Mr. Garvan and his wife Mabel (Brady) spent
years compiling one of the finest collections
of early American home decor, furnishings,
and decorative silver serveware in her name.

"Painted 1937. One of the many paintings I made this season of 1937 through Macbeth for a Mr. Garvan who wished to present a collection of paintings to Yale University showing the growth of architecture (largely churches but also of fine dwellings) in America. I made many of this series but Mr. Garvan suddenly died before he could honor his contract with me, much to my loss. Since I could now sell them privately the above canvas was bought by the owner of the house itself, Mrs. Arthur D. Potter, of 486 Main Street, Greenfield, Mass. and hangs in her beautiful drawing room."

Editor's Note:

This is remarkable. We have, at the most, three sepia prints of chalk drawings and this is by far the best of them. Why there is a print, we do not know. It could be for any number of reasons but primarily the sepias were used to send to galleries and exhibition panels as an illustration of the painting. Not all paintings have sepias, probably because it would be expensive.
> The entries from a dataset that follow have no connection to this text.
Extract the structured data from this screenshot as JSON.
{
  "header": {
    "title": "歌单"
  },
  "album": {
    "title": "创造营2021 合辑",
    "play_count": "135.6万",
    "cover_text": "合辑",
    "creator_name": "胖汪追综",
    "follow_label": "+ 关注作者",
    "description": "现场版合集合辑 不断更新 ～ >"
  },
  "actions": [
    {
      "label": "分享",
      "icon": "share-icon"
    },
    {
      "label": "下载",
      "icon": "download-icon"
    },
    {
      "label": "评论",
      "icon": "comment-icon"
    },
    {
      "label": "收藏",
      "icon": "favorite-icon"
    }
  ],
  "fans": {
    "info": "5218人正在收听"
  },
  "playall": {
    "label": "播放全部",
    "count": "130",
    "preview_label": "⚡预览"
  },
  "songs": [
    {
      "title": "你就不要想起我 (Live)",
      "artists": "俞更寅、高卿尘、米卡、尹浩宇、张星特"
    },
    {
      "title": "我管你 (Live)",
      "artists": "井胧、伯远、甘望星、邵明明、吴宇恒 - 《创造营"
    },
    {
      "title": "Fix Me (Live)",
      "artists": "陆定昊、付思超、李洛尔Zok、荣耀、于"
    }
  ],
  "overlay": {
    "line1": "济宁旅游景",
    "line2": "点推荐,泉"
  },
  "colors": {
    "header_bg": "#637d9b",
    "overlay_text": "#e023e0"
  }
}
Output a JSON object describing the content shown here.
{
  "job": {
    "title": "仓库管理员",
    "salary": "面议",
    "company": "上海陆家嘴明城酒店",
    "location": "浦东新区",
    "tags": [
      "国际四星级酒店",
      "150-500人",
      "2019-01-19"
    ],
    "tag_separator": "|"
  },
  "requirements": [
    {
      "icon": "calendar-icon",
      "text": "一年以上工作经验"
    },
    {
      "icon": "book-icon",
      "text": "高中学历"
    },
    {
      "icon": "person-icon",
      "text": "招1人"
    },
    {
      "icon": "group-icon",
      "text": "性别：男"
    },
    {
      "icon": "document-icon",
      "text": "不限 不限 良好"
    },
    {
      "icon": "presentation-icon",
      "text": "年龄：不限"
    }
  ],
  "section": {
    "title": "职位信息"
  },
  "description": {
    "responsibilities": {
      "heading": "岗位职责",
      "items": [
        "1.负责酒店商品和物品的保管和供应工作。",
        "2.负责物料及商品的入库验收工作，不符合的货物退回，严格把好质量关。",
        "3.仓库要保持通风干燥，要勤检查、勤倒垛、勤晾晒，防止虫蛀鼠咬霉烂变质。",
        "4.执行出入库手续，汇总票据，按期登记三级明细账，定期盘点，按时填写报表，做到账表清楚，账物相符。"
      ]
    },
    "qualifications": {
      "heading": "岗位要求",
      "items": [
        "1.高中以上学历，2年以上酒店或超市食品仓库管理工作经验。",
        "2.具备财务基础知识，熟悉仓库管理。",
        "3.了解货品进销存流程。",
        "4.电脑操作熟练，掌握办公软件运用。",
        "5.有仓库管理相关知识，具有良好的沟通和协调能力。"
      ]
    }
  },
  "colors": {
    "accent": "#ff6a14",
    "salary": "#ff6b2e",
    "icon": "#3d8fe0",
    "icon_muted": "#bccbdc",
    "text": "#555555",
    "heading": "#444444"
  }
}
However, because this pastel is linked to the Garvan Commission, it is likely that Woodward made the chalk at the scene to paint later in his studio and the print was made and sent to Mr. Garvan for his approval of the subject which is the "fine dwelling."

Additional Notes

The Potter home- front view
The Potter home- front view

The timing of this commission of paintings is coinciding with two substantial events of historic significance being celebrated in Vermont. There are two anniversaries. The first is the 175th anniversary of the Battle of Bennington. It is one of the most significant battles of the Revolutionary War and perhaps marks the turning point of the war. The victory would lead to the victory at Saratoga Springs weeks later. For that celebration, the Bennington Church is being renovated and will hold a rededication ceremony to commemorate the anniversary. Approximately 60 miles to the north is the East Poultney church that is in the midst of a full restoration, funded by its hometown son George Jones, co-founder of the New York Times (NYT) newspaper. Poultney is linked forever to Bennington because it was attacked by the British before the Battle of Bennington and its women and children walked the 60 miles in the dark of night to Bennington for safety and to warn Bennington of the British troops impending approach.

It is fair to say that this is a BIG deal at the time. Heck, the NYTs is covering its progress regularly in its paper. People like Garvan, and probably Electra Havemeyer Webb, founder of the Shelburne Museum and sister to Woodward's best customer, Adaline Frelinghuysen, both devoted Vermonters, are in all likelihood involved. There is no way this is not a big deal for Woodward and his career, possibly to his legacy as well. Then misfortune with the death of Mr. Garvan, and Mrs. Garvan does not honor her husband's deal with Woodward. We have a couple theories as to why but that is for an essay we are currently working on and coming soon.

The Potter home- side view
The Potter home- side view

There are 3 known paintings of the Potter homestead, 2 oils and 1 chalk drawing. One of the paintings was intended to be part of the Francis Garvin commission. Garvin, through the MacBeth Galleries, commissioned Woodward to paint historically significant New England architecture demonstrating its "growth." The series was to focus mostly on churches but include certain "fine dwellings." RSW only painted 3 churches in oil before Garvin's unexpected and sudden death (there were, we believe, a number of unfinished paintings - 1 oil and 2 chalks plus a sketch in pencil) and as far as we know the was the only home. Photographs of the Potter Homestead were found in RSW's personal items along with pictures of the Bennington Church, we believe to work from in his studio.